Norman Greenwood (1925-2012) was born in Australia and graduated from Melbourne University before going to Cambridge. His wide-ranging research in inorganic and structural chemistry made major advances in the chemistry of boron hydrides and other main-group element compounds. He also pioneered the application of Mössbauer spectroscopy to problems in chemistry. He was a prolific writer and inspirational lecturer on chemical and educational themes, and held numerous visiting professorships throughout the world.

Listeners: Brian Johnson

Professor Brian FG Johnson FRS, FRSE, FRS Chem, FAcad Eu, FAS. Professor of Inorganic Chemistry University of Edinburgh 1991-1995, Professor of Inorganic Chemistry University of Cambridge 1995-2005, Master Fitzwilliam College Cambridge 1999-2005. Research interests include studies of transition metal carbonyls, organometallic chemistry, nano- particles and homogeneous catalysis. Professor Johnson is the author of over 1000 research articles and papers.

Tags: Leeds University, The Royal Society, Newcastle University, Oxford University, IUPAC, Bernard L Shaw, Geoff Sykes, Leslie Pettit, Harry Irving

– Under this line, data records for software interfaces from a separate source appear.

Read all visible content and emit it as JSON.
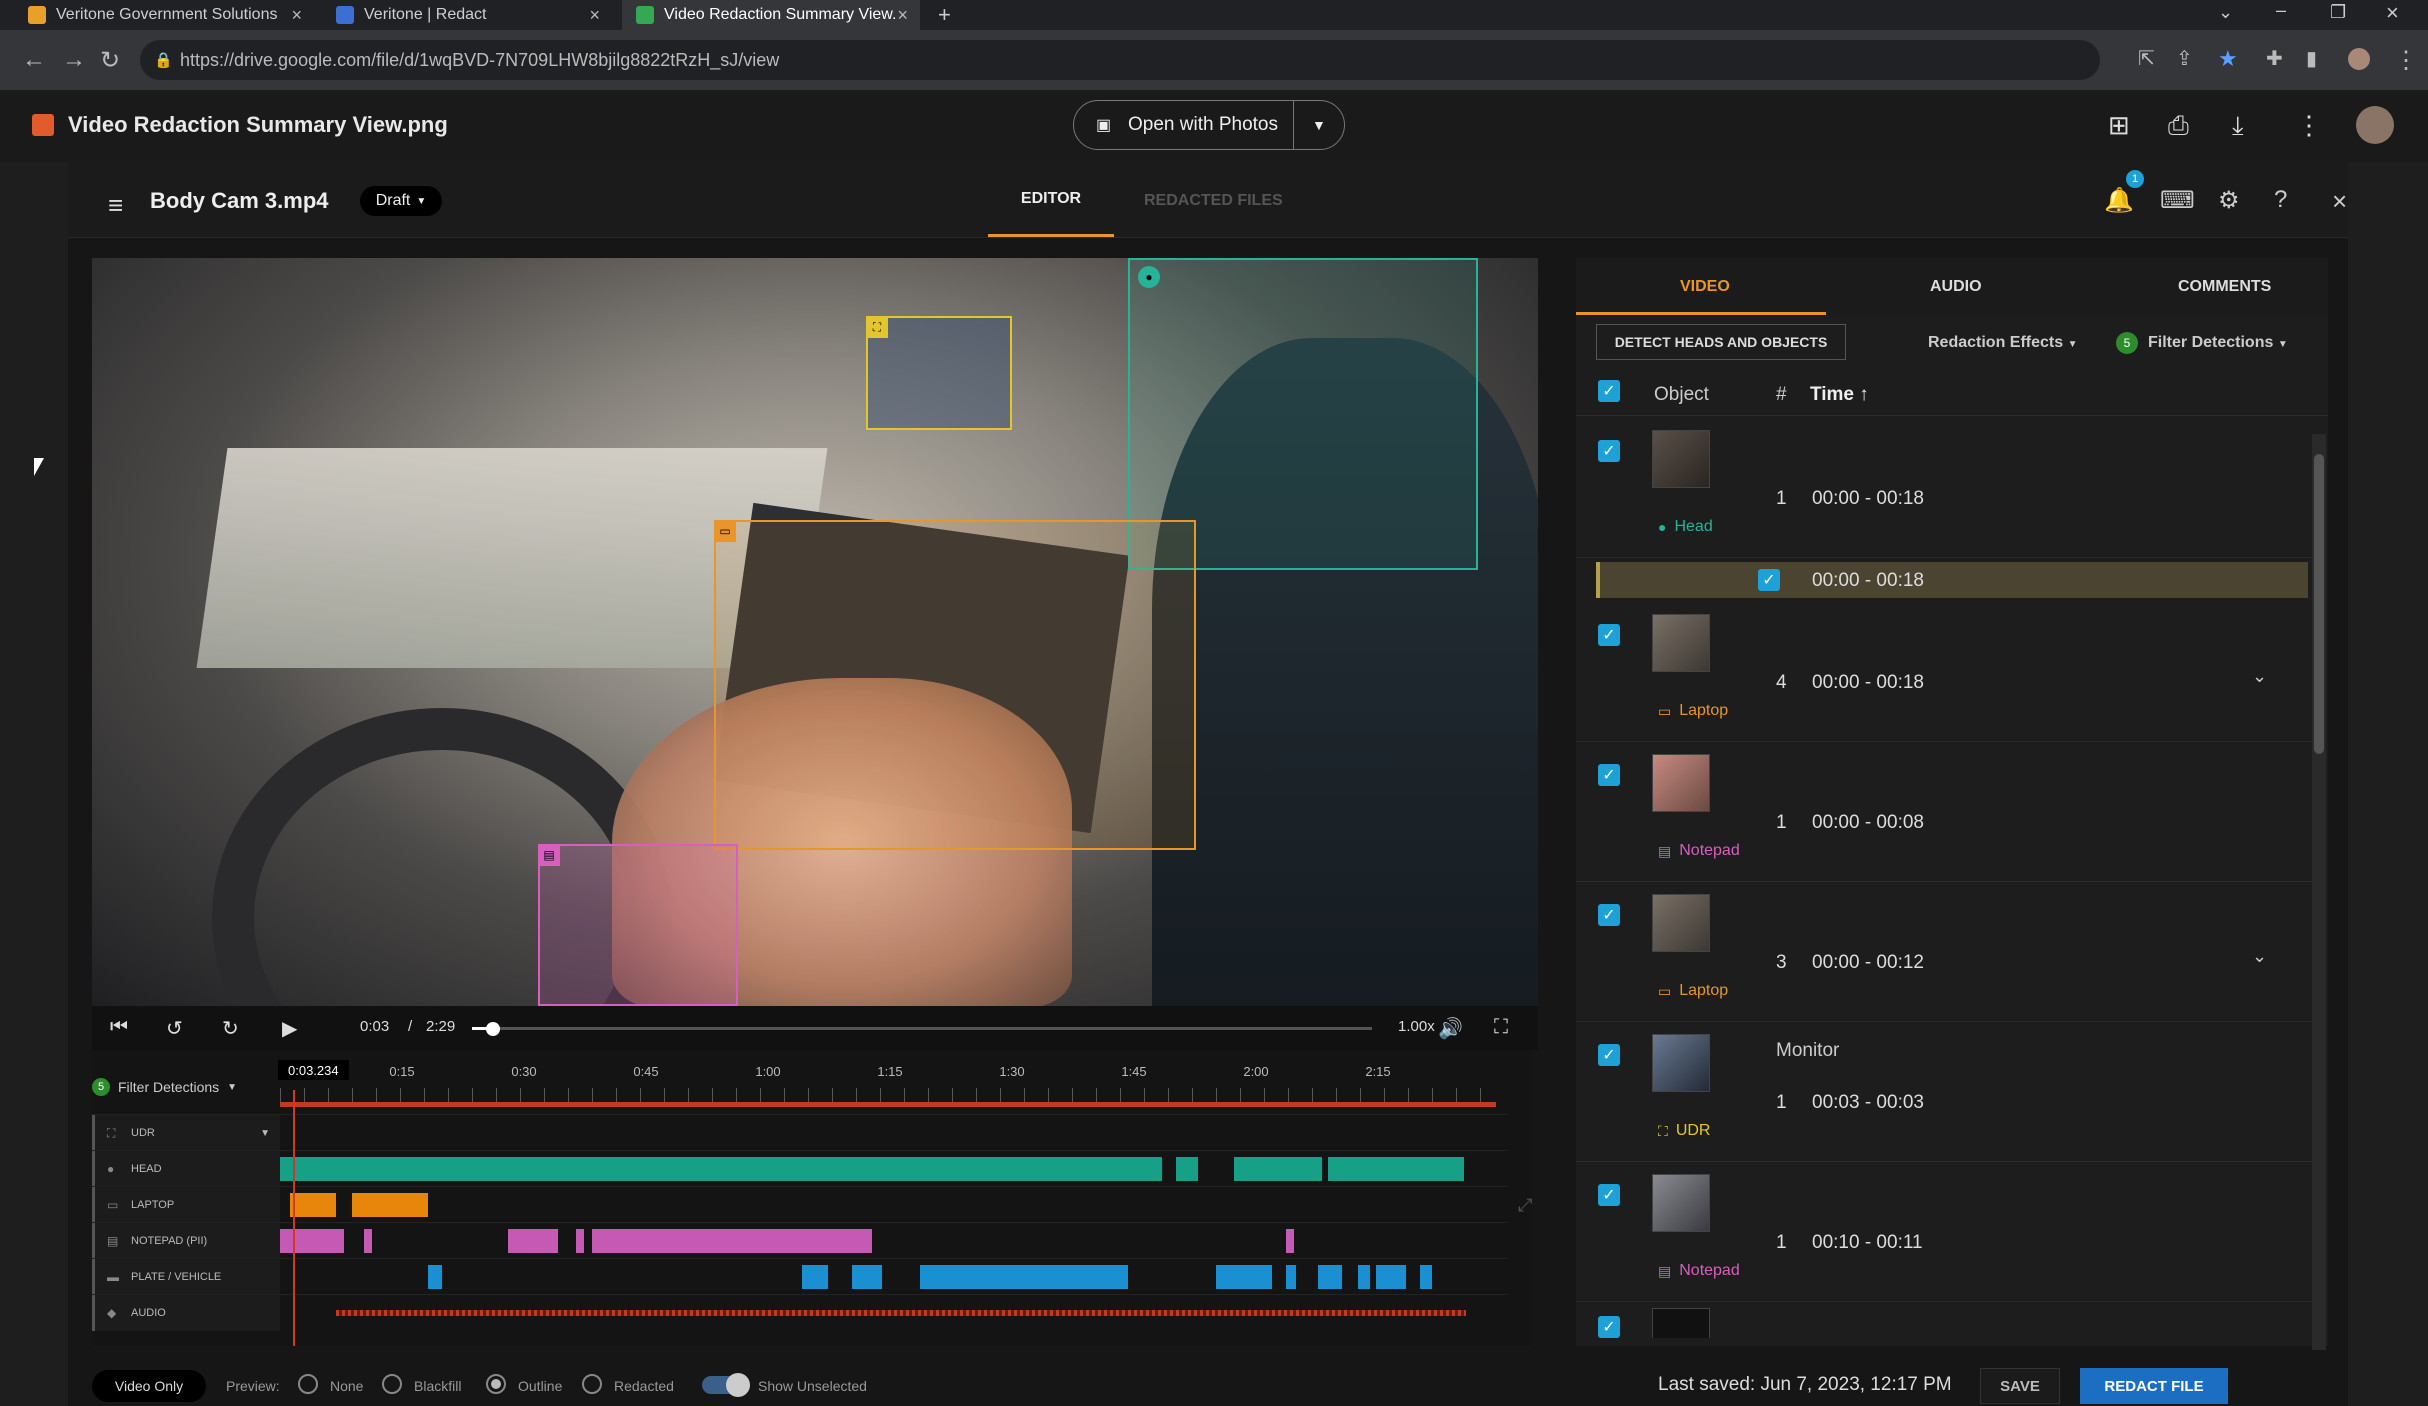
{
  "browser": {
    "tabs": [
      {
        "label": "Veritone Government Solutions"
      },
      {
        "label": "Veritone | Redact"
      },
      {
        "label": "Video Redaction Summary View."
      }
    ],
    "url": "https://drive.google.com/file/d/1wqBVD-7N709LHW8bjilg8822tRzH_sJ/view"
  },
  "drive": {
    "title": "Video Redaction Summary View.png",
    "open_with": "Open with Photos"
  },
  "app": {
    "file_title": "Body Cam 3.mp4",
    "status": "Draft",
    "tabs": {
      "editor": "EDITOR",
      "redacted": "REDACTED FILES"
    },
    "notifications": "1"
  },
  "player": {
    "current": "0:03",
    "separator": "/",
    "total": "2:29",
    "speed": "1.00x",
    "progress": 0.02
  },
  "timeline": {
    "current_marker": "0:03.234",
    "ruler": [
      "0",
      "0:15",
      "0:30",
      "0:45",
      "1:00",
      "1:15",
      "1:30",
      "1:45",
      "2:00",
      "2:15"
    ],
    "filter_count": "5",
    "filter_label": "Filter Detections",
    "tracks": [
      {
        "label": "UDR"
      },
      {
        "label": "HEAD"
      },
      {
        "label": "LAPTOP"
      },
      {
        "label": "NOTEPAD (PII)"
      },
      {
        "label": "PLATE / VEHICLE"
      },
      {
        "label": "AUDIO"
      }
    ]
  },
  "bottom": {
    "mode": "Video Only",
    "preview_label": "Preview:",
    "options": [
      "None",
      "Blackfill",
      "Outline",
      "Redacted"
    ],
    "selected_option": "Outline",
    "show_unselected": "Show Unselected",
    "last_saved": "Last saved: Jun 7, 2023, 12:17 PM",
    "save": "SAVE",
    "redact": "REDACT FILE"
  },
  "panel": {
    "tabs": [
      "VIDEO",
      "AUDIO",
      "COMMENTS"
    ],
    "detect_button": "DETECT HEADS AND OBJECTS",
    "redaction_effects": "Redaction Effects",
    "filter_count": "5",
    "filter_detections": "Filter Detections",
    "headers": {
      "object": "Object",
      "num": "#",
      "time": "Time ↑"
    },
    "rows": [
      {
        "label": "Head",
        "num": "1",
        "time": "00:00 - 00:18",
        "color": "#27b39a"
      },
      {
        "sub_time": "00:00 - 00:18"
      },
      {
        "label": "Laptop",
        "num": "4",
        "time": "00:00 - 00:18",
        "color": "#e8952b"
      },
      {
        "label": "Notepad",
        "num": "1",
        "time": "00:00 - 00:08",
        "color": "#d65fbf"
      },
      {
        "label": "Laptop",
        "num": "3",
        "time": "00:00 - 00:12",
        "color": "#e8952b"
      },
      {
        "label": "UDR",
        "name": "Monitor",
        "num": "1",
        "time": "00:03 - 00:03",
        "color": "#e3c62b"
      },
      {
        "label": "Notepad",
        "num": "1",
        "time": "00:10 - 00:11",
        "color": "#d65fbf"
      }
    ]
  },
  "colors": {
    "accent": "#e8952b",
    "head": "#27b39a",
    "laptop": "#e8952b",
    "notepad": "#d65fbf",
    "udr": "#e3c62b",
    "plate": "#1da1d6",
    "primary": "#1b6ec2"
  }
}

Duration: 55 seconds

Date story recorded: May 2011

Date story went live: 25 November 2011